═════ RECORDS FOR PROCESSING

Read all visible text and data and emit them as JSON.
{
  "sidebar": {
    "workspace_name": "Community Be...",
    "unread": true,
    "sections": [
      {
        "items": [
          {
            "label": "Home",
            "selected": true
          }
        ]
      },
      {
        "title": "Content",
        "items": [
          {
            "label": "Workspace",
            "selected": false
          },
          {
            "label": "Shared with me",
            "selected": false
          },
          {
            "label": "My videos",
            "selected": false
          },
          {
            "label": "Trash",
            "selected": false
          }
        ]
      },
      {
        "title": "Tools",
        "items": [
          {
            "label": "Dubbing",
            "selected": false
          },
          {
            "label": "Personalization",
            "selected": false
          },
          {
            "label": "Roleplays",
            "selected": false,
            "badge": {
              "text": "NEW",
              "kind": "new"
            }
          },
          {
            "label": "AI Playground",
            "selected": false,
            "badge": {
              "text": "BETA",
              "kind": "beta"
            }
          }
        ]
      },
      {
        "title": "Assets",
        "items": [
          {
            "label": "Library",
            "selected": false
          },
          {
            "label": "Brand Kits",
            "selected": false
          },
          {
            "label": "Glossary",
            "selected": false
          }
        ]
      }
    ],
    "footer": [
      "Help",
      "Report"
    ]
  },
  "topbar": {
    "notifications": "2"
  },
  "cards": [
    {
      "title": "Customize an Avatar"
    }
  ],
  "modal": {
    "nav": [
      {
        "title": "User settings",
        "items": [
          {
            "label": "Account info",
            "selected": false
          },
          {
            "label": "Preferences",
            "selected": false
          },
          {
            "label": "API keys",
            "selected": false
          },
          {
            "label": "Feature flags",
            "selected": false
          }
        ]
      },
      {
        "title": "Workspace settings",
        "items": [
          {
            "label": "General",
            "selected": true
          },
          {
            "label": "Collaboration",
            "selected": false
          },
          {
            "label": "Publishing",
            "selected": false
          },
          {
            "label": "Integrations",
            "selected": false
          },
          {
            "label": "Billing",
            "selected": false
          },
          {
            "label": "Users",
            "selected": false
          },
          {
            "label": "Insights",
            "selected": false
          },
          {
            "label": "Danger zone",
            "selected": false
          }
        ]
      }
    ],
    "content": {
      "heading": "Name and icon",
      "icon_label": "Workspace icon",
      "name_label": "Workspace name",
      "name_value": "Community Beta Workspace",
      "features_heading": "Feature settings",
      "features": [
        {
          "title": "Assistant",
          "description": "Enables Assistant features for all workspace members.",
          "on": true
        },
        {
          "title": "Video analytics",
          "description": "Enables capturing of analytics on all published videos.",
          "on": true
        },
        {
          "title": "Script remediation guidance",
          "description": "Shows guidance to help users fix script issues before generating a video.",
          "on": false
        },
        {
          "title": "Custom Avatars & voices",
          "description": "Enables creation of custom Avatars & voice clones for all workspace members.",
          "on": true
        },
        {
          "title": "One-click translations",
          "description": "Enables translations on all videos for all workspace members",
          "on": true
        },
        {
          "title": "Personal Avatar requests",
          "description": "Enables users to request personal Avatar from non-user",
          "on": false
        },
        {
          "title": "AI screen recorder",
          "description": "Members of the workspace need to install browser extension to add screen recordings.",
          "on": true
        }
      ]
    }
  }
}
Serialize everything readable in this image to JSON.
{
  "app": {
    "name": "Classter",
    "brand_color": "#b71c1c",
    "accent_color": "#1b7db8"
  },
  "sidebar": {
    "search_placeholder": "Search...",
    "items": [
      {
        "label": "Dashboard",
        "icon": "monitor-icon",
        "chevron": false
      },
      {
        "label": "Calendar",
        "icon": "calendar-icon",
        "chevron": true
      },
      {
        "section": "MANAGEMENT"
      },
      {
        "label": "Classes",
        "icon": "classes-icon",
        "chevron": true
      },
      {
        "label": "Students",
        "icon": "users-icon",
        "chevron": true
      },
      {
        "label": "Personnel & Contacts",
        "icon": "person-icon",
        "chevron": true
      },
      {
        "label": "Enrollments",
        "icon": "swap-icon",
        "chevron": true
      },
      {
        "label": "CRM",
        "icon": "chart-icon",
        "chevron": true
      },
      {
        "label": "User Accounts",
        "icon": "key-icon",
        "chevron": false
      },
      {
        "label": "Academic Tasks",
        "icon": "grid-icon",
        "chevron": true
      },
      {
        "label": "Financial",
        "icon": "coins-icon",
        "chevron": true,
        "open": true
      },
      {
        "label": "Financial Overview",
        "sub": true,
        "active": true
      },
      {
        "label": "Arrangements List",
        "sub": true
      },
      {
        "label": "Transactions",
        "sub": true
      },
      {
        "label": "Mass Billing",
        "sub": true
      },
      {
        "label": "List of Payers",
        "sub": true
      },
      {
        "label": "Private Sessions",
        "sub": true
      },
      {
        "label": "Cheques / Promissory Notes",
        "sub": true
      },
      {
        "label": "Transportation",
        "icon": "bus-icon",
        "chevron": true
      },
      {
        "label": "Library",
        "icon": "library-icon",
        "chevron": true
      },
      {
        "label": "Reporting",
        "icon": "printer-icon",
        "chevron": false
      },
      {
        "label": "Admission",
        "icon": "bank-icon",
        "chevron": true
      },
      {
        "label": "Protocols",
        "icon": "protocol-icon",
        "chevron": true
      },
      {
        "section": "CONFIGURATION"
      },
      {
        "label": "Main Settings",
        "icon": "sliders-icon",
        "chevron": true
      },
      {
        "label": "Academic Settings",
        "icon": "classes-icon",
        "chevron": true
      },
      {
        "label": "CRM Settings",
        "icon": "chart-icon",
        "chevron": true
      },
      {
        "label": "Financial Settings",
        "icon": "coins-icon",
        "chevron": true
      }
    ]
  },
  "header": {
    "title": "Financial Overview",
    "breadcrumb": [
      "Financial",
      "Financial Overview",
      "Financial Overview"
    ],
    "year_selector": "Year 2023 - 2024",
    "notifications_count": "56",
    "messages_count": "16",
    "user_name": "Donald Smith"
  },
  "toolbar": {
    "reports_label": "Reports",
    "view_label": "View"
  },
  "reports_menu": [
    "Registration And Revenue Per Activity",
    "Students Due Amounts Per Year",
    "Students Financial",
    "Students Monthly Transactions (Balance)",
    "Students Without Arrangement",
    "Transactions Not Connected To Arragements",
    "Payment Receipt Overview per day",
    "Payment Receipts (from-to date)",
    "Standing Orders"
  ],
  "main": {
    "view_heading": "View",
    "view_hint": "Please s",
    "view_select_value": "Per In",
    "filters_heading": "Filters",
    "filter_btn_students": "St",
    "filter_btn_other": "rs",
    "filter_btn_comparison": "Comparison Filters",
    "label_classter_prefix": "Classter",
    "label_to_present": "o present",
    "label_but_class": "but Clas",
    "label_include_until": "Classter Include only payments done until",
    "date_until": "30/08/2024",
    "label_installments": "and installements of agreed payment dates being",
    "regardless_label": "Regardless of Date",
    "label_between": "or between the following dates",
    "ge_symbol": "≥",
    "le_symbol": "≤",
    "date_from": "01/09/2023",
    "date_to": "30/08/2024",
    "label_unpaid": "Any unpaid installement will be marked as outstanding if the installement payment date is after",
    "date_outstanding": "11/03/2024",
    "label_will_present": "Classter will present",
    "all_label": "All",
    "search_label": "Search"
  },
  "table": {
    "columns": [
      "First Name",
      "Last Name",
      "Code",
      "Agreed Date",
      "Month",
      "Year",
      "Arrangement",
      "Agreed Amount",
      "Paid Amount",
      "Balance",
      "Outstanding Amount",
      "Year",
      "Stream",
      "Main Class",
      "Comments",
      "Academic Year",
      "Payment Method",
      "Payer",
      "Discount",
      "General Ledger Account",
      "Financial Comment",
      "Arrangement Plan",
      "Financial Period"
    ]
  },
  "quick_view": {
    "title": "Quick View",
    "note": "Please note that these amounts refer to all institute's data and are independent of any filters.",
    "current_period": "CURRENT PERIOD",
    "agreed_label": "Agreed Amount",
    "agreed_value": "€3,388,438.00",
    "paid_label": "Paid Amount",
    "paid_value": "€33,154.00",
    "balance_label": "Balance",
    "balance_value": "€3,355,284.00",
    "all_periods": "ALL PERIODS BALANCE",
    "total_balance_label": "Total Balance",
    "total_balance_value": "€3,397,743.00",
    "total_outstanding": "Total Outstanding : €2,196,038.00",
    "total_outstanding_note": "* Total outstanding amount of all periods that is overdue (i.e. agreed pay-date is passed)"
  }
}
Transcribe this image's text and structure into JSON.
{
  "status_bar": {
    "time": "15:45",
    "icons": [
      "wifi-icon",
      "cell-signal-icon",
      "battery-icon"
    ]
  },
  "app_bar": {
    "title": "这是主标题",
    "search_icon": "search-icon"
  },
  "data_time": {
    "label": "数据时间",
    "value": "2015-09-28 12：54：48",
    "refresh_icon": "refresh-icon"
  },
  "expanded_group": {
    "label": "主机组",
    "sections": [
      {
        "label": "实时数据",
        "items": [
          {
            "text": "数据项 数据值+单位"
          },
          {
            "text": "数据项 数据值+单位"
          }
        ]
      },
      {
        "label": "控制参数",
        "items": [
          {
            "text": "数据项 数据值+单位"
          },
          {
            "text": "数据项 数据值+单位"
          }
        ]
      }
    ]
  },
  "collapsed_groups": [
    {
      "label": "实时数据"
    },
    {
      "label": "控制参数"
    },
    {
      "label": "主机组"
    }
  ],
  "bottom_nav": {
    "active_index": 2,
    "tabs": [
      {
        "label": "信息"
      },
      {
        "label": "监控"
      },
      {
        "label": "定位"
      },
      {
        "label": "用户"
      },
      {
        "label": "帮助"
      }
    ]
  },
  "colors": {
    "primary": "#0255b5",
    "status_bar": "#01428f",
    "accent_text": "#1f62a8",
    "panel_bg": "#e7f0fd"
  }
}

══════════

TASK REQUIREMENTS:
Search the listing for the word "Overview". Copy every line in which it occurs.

RESULT BELOW:
        "label": "Financial Overview",
    "title": "Financial Overview",
      "Financial Overview",
      "Financial Overview"
    "Payment Receipt Overview per day",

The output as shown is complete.